→ **What is needed**
The word "JSON" may appear in the records below. Report how many lines contain it, and write nothing besides the number.

Start of Task material

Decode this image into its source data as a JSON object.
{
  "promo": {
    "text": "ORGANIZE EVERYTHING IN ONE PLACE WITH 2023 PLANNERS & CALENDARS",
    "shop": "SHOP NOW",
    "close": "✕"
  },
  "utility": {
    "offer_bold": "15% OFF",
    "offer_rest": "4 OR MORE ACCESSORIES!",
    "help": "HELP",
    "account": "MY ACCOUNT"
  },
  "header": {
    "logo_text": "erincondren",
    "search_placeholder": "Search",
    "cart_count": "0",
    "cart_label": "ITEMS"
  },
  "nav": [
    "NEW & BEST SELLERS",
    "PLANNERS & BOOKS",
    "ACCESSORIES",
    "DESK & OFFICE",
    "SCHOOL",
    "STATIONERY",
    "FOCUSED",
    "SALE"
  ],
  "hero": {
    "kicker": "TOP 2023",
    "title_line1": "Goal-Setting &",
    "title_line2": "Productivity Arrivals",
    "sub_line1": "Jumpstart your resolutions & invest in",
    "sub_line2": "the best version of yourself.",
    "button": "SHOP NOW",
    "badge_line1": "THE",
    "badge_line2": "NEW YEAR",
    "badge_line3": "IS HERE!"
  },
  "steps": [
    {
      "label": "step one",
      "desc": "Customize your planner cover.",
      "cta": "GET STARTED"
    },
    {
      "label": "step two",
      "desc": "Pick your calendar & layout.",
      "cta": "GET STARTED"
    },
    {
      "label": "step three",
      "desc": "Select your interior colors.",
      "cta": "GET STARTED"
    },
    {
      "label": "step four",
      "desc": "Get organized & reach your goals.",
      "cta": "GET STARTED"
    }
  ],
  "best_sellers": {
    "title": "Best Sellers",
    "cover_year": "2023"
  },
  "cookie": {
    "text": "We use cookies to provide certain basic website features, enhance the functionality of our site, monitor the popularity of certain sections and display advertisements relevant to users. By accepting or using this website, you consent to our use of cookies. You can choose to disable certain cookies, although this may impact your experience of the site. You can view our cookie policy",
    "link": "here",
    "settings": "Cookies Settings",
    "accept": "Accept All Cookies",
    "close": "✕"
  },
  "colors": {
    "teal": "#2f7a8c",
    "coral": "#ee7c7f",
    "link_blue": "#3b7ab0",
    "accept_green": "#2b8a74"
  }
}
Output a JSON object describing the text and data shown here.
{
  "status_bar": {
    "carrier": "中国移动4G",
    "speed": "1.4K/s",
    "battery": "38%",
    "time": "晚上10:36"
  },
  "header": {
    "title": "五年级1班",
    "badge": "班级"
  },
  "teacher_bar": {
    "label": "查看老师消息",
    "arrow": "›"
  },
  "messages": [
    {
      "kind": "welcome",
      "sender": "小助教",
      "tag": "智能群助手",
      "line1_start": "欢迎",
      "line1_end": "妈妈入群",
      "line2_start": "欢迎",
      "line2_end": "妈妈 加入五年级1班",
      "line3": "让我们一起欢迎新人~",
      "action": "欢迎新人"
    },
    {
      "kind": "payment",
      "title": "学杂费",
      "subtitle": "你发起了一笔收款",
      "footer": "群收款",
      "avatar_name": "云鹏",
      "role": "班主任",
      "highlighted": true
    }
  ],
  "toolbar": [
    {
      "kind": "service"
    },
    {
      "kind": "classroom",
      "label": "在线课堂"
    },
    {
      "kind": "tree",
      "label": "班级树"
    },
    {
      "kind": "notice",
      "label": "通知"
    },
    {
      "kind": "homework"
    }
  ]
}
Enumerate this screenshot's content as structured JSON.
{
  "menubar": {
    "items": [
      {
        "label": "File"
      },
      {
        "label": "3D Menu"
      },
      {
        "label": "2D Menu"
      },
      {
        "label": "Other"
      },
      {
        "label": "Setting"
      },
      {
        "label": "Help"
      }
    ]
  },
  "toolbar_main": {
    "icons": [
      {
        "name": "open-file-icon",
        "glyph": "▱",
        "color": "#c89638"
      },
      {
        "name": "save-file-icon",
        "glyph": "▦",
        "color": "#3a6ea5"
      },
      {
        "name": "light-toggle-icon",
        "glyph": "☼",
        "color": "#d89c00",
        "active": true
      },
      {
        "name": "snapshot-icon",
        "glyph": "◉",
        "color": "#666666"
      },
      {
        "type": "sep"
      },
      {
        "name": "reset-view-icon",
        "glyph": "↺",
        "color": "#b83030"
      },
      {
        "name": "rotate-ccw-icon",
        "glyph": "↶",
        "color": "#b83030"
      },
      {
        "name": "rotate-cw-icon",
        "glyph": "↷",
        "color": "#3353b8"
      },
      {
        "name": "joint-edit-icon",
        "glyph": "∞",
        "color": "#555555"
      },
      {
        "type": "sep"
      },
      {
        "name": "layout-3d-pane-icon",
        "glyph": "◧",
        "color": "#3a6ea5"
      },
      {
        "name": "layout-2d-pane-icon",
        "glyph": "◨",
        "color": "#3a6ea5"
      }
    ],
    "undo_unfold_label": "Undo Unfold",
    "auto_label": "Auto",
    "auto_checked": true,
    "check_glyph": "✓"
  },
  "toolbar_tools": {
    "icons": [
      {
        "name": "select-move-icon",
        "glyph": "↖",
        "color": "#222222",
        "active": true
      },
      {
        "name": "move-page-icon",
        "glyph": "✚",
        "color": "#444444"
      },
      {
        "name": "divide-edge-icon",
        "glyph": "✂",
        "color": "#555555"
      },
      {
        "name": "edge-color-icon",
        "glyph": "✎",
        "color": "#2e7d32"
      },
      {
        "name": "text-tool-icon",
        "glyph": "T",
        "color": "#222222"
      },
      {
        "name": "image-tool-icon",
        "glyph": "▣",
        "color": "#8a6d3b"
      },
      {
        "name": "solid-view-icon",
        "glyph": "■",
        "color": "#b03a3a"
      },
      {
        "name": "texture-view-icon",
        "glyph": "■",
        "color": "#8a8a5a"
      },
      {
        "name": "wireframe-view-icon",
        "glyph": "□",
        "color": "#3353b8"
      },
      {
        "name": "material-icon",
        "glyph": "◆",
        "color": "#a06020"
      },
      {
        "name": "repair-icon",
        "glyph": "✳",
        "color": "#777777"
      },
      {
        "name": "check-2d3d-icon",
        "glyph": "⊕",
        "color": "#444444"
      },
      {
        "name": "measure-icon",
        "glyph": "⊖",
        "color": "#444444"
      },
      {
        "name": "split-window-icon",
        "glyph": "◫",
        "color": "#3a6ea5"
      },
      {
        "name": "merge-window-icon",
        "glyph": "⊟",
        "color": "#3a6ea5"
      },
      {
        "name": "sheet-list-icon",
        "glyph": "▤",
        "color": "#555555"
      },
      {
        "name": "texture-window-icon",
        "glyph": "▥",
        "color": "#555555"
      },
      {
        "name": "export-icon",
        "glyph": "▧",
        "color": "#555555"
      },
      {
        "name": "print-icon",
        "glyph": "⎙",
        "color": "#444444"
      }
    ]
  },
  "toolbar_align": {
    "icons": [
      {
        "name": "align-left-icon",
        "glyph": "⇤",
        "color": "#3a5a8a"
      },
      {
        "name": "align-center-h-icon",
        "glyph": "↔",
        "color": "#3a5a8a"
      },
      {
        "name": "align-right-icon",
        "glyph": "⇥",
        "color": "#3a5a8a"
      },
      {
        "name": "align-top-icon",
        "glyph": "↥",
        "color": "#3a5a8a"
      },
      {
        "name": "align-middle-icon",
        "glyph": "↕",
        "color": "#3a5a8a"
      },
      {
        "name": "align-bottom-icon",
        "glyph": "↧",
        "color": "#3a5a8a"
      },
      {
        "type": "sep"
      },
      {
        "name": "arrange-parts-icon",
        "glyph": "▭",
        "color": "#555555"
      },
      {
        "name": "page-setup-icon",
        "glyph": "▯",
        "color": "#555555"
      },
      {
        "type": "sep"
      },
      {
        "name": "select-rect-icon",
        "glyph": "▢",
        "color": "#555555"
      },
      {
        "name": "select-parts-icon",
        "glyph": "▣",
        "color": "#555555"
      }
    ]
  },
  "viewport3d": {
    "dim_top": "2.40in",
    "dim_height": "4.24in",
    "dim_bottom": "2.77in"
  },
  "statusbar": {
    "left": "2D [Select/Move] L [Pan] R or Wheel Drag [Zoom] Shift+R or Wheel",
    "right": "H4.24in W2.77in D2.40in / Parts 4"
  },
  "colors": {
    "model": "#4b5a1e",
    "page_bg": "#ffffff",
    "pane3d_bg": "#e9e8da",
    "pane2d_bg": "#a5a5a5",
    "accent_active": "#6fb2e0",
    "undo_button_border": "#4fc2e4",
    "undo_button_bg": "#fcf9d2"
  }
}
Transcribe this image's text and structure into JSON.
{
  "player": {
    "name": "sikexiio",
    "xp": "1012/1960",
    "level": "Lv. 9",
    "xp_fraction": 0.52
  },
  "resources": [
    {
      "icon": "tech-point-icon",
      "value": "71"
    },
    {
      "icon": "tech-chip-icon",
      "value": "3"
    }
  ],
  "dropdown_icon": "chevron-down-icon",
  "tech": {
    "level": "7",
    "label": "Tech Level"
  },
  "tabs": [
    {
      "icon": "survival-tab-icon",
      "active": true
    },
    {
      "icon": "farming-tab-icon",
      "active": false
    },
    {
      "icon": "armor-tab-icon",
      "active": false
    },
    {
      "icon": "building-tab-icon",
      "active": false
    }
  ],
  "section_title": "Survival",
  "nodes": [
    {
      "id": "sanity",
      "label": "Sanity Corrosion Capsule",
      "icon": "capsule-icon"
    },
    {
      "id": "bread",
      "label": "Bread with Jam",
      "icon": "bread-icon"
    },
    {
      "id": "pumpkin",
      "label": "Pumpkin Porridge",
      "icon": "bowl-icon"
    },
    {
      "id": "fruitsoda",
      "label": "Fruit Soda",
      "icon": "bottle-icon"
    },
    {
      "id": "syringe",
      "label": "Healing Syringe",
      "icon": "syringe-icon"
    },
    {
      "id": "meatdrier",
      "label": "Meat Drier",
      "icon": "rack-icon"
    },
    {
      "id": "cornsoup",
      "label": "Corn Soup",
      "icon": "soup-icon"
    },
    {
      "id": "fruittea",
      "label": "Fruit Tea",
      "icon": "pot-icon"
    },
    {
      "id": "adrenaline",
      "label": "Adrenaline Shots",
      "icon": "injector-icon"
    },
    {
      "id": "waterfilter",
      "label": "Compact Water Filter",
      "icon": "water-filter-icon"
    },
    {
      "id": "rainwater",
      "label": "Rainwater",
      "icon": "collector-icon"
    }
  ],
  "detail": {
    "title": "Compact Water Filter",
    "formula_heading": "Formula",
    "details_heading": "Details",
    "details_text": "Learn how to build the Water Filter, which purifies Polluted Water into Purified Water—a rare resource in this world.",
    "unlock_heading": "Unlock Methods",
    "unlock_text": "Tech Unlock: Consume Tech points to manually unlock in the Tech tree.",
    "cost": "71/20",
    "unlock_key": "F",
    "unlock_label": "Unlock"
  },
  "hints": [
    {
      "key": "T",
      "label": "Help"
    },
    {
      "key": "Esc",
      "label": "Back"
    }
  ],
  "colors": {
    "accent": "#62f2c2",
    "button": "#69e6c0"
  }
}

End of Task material

→ **Answer to the exercise**
4